## [Prompt]
If a line in the listing below includes the string "Designer", pull it out.

## [Data for review]
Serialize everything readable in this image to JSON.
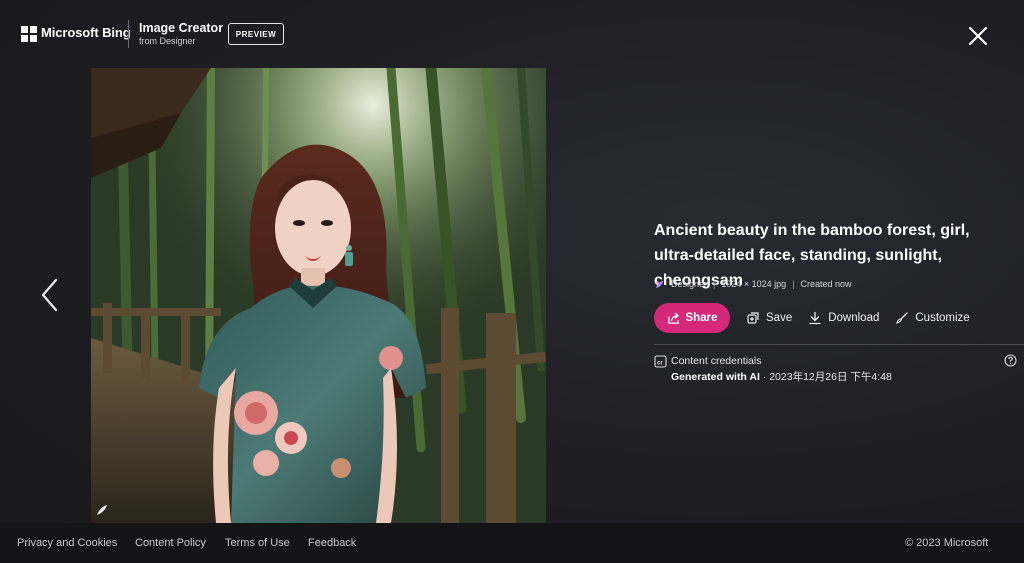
{
  "header": {
    "brand": "Microsoft Bing",
    "app_title": "Image Creator",
    "app_subtitle": "from Designer",
    "badge": "PREVIEW"
  },
  "image": {
    "prompt": "Ancient beauty in the bamboo forest, girl, ultra-detailed face, standing, sunlight, cheongsam",
    "source": "Designer",
    "dimensions": "1024 × 1024 jpg",
    "created": "Created now"
  },
  "actions": {
    "share": "Share",
    "save": "Save",
    "download": "Download",
    "customize": "Customize"
  },
  "credentials": {
    "label": "Content credentials",
    "generated": "Generated with AI",
    "timestamp": " · 2023年12月26日 下午4:48"
  },
  "footer": {
    "links": [
      "Privacy and Cookies",
      "Content Policy",
      "Terms of Use",
      "Feedback"
    ],
    "copyright": "© 2023 Microsoft"
  },
  "colors": {
    "accent": "#d6287a",
    "background": "#1f1f24",
    "footer": "#141416"
  }
}
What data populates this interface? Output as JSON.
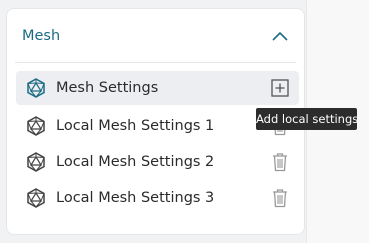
{
  "panel": {
    "title": "Mesh",
    "items": [
      {
        "label": "Mesh Settings",
        "action": "add-icon",
        "selected": true
      },
      {
        "label": "Local Mesh Settings 1",
        "action": "trash-icon"
      },
      {
        "label": "Local Mesh Settings 2",
        "action": "trash-icon"
      },
      {
        "label": "Local Mesh Settings 3",
        "action": "trash-icon"
      }
    ]
  },
  "tooltip": {
    "text": "Add local settings"
  },
  "colors": {
    "accent": "#1d6b84",
    "selected_bg": "#eceef1",
    "tooltip_bg": "#2c2c2c"
  }
}
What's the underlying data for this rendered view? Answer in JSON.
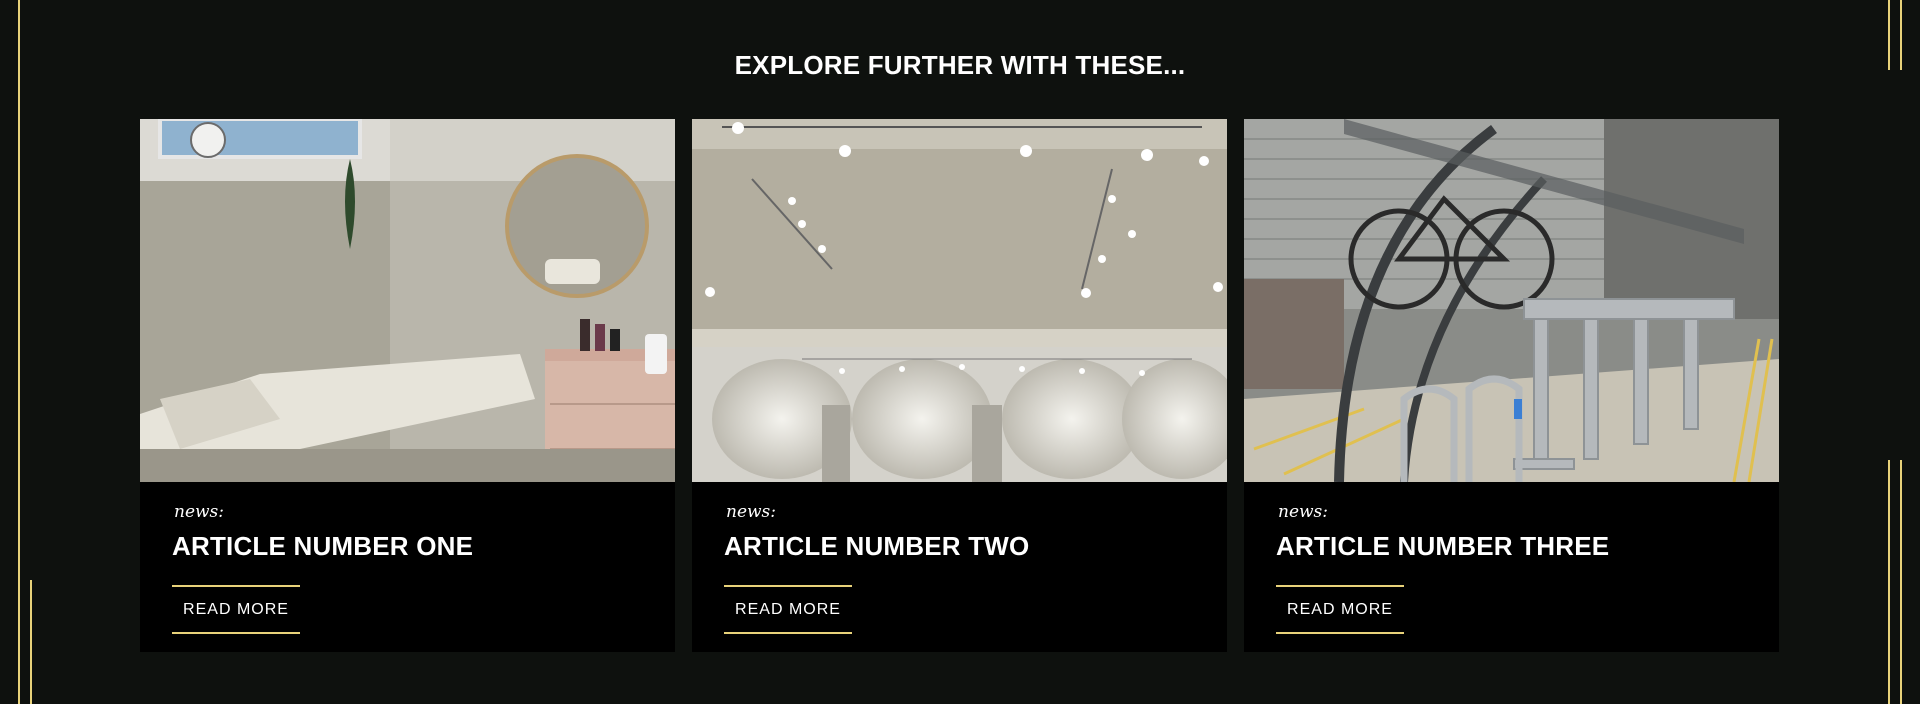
{
  "section": {
    "title": "EXPLORE FURTHER WITH THESE..."
  },
  "colors": {
    "background": "#0e110e",
    "card": "#000000",
    "accent_gold": "#e8d27a",
    "text": "#ffffff"
  },
  "cards": [
    {
      "category": "news:",
      "title": "ARTICLE NUMBER ONE",
      "read_more": "READ MORE",
      "image": "treatment-room-photo"
    },
    {
      "category": "news:",
      "title": "ARTICLE NUMBER TWO",
      "read_more": "READ MORE",
      "image": "gallery-lighting-photo"
    },
    {
      "category": "news:",
      "title": "ARTICLE NUMBER THREE",
      "read_more": "READ MORE",
      "image": "bike-shelter-photo"
    }
  ]
}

## [Response]
    "app_subtitle": "from Designer",
    "source": "Designer",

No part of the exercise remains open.